Captain Britain and MI:13 #2 (****1/2)
HERE THERE BE SPOILERS FOR ISSUE ONE

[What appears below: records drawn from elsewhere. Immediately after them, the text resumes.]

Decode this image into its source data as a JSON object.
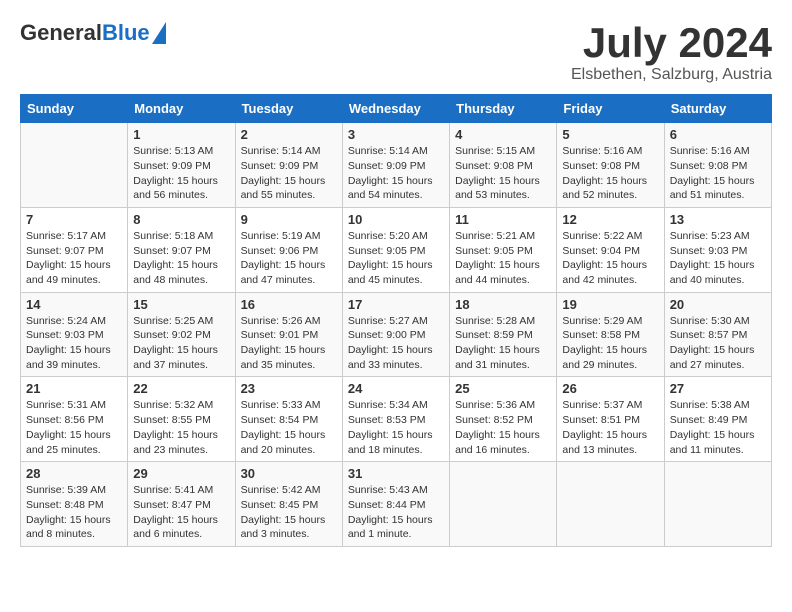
{
  "header": {
    "logo_general": "General",
    "logo_blue": "Blue",
    "month_year": "July 2024",
    "location": "Elsbethen, Salzburg, Austria"
  },
  "weekdays": [
    "Sunday",
    "Monday",
    "Tuesday",
    "Wednesday",
    "Thursday",
    "Friday",
    "Saturday"
  ],
  "weeks": [
    [
      {
        "day": "",
        "lines": []
      },
      {
        "day": "1",
        "lines": [
          "Sunrise: 5:13 AM",
          "Sunset: 9:09 PM",
          "Daylight: 15 hours",
          "and 56 minutes."
        ]
      },
      {
        "day": "2",
        "lines": [
          "Sunrise: 5:14 AM",
          "Sunset: 9:09 PM",
          "Daylight: 15 hours",
          "and 55 minutes."
        ]
      },
      {
        "day": "3",
        "lines": [
          "Sunrise: 5:14 AM",
          "Sunset: 9:09 PM",
          "Daylight: 15 hours",
          "and 54 minutes."
        ]
      },
      {
        "day": "4",
        "lines": [
          "Sunrise: 5:15 AM",
          "Sunset: 9:08 PM",
          "Daylight: 15 hours",
          "and 53 minutes."
        ]
      },
      {
        "day": "5",
        "lines": [
          "Sunrise: 5:16 AM",
          "Sunset: 9:08 PM",
          "Daylight: 15 hours",
          "and 52 minutes."
        ]
      },
      {
        "day": "6",
        "lines": [
          "Sunrise: 5:16 AM",
          "Sunset: 9:08 PM",
          "Daylight: 15 hours",
          "and 51 minutes."
        ]
      }
    ],
    [
      {
        "day": "7",
        "lines": [
          "Sunrise: 5:17 AM",
          "Sunset: 9:07 PM",
          "Daylight: 15 hours",
          "and 49 minutes."
        ]
      },
      {
        "day": "8",
        "lines": [
          "Sunrise: 5:18 AM",
          "Sunset: 9:07 PM",
          "Daylight: 15 hours",
          "and 48 minutes."
        ]
      },
      {
        "day": "9",
        "lines": [
          "Sunrise: 5:19 AM",
          "Sunset: 9:06 PM",
          "Daylight: 15 hours",
          "and 47 minutes."
        ]
      },
      {
        "day": "10",
        "lines": [
          "Sunrise: 5:20 AM",
          "Sunset: 9:05 PM",
          "Daylight: 15 hours",
          "and 45 minutes."
        ]
      },
      {
        "day": "11",
        "lines": [
          "Sunrise: 5:21 AM",
          "Sunset: 9:05 PM",
          "Daylight: 15 hours",
          "and 44 minutes."
        ]
      },
      {
        "day": "12",
        "lines": [
          "Sunrise: 5:22 AM",
          "Sunset: 9:04 PM",
          "Daylight: 15 hours",
          "and 42 minutes."
        ]
      },
      {
        "day": "13",
        "lines": [
          "Sunrise: 5:23 AM",
          "Sunset: 9:03 PM",
          "Daylight: 15 hours",
          "and 40 minutes."
        ]
      }
    ],
    [
      {
        "day": "14",
        "lines": [
          "Sunrise: 5:24 AM",
          "Sunset: 9:03 PM",
          "Daylight: 15 hours",
          "and 39 minutes."
        ]
      },
      {
        "day": "15",
        "lines": [
          "Sunrise: 5:25 AM",
          "Sunset: 9:02 PM",
          "Daylight: 15 hours",
          "and 37 minutes."
        ]
      },
      {
        "day": "16",
        "lines": [
          "Sunrise: 5:26 AM",
          "Sunset: 9:01 PM",
          "Daylight: 15 hours",
          "and 35 minutes."
        ]
      },
      {
        "day": "17",
        "lines": [
          "Sunrise: 5:27 AM",
          "Sunset: 9:00 PM",
          "Daylight: 15 hours",
          "and 33 minutes."
        ]
      },
      {
        "day": "18",
        "lines": [
          "Sunrise: 5:28 AM",
          "Sunset: 8:59 PM",
          "Daylight: 15 hours",
          "and 31 minutes."
        ]
      },
      {
        "day": "19",
        "lines": [
          "Sunrise: 5:29 AM",
          "Sunset: 8:58 PM",
          "Daylight: 15 hours",
          "and 29 minutes."
        ]
      },
      {
        "day": "20",
        "lines": [
          "Sunrise: 5:30 AM",
          "Sunset: 8:57 PM",
          "Daylight: 15 hours",
          "and 27 minutes."
        ]
      }
    ],
    [
      {
        "day": "21",
        "lines": [
          "Sunrise: 5:31 AM",
          "Sunset: 8:56 PM",
          "Daylight: 15 hours",
          "and 25 minutes."
        ]
      },
      {
        "day": "22",
        "lines": [
          "Sunrise: 5:32 AM",
          "Sunset: 8:55 PM",
          "Daylight: 15 hours",
          "and 23 minutes."
        ]
      },
      {
        "day": "23",
        "lines": [
          "Sunrise: 5:33 AM",
          "Sunset: 8:54 PM",
          "Daylight: 15 hours",
          "and 20 minutes."
        ]
      },
      {
        "day": "24",
        "lines": [
          "Sunrise: 5:34 AM",
          "Sunset: 8:53 PM",
          "Daylight: 15 hours",
          "and 18 minutes."
        ]
      },
      {
        "day": "25",
        "lines": [
          "Sunrise: 5:36 AM",
          "Sunset: 8:52 PM",
          "Daylight: 15 hours",
          "and 16 minutes."
        ]
      },
      {
        "day": "26",
        "lines": [
          "Sunrise: 5:37 AM",
          "Sunset: 8:51 PM",
          "Daylight: 15 hours",
          "and 13 minutes."
        ]
      },
      {
        "day": "27",
        "lines": [
          "Sunrise: 5:38 AM",
          "Sunset: 8:49 PM",
          "Daylight: 15 hours",
          "and 11 minutes."
        ]
      }
    ],
    [
      {
        "day": "28",
        "lines": [
          "Sunrise: 5:39 AM",
          "Sunset: 8:48 PM",
          "Daylight: 15 hours",
          "and 8 minutes."
        ]
      },
      {
        "day": "29",
        "lines": [
          "Sunrise: 5:41 AM",
          "Sunset: 8:47 PM",
          "Daylight: 15 hours",
          "and 6 minutes."
        ]
      },
      {
        "day": "30",
        "lines": [
          "Sunrise: 5:42 AM",
          "Sunset: 8:45 PM",
          "Daylight: 15 hours",
          "and 3 minutes."
        ]
      },
      {
        "day": "31",
        "lines": [
          "Sunrise: 5:43 AM",
          "Sunset: 8:44 PM",
          "Daylight: 15 hours",
          "and 1 minute."
        ]
      },
      {
        "day": "",
        "lines": []
      },
      {
        "day": "",
        "lines": []
      },
      {
        "day": "",
        "lines": []
      }
    ]
  ]
}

And the awesomeness of Secret Invasion titles continues. I dig the hell out of the themes we get to see played out in this book. The inclusion of Avalon as a focal point through this fight to protect the power of the world’s magic from the invading Skrull armies opens up the door to allow Paul Cornell to flex some fascinating story muscles. This is not simply the story of some aliens invading a planet. Sure, that’s what they’re doing at the basest level, but it morphs into a story about the fight between technology and mysticism. Which can bring in all sorts of other questions of religion and spirituality and all kinds of other things. We get a taste of that here, and I love the sense of wonder that Leonard Kirk puts into the scenes that take place in Avalon. In other locations, the Black Knight consistently entertains, and I have NO CLUE what is going on with the woman from the first issue and her somewhat gruesome power. But by far the best part of this book is the moment at the beginning when going over the death of Captain Britain. That is a fantastic moment right there, and Kirk absolutely nails the facial expressions. This is wonderful comic work.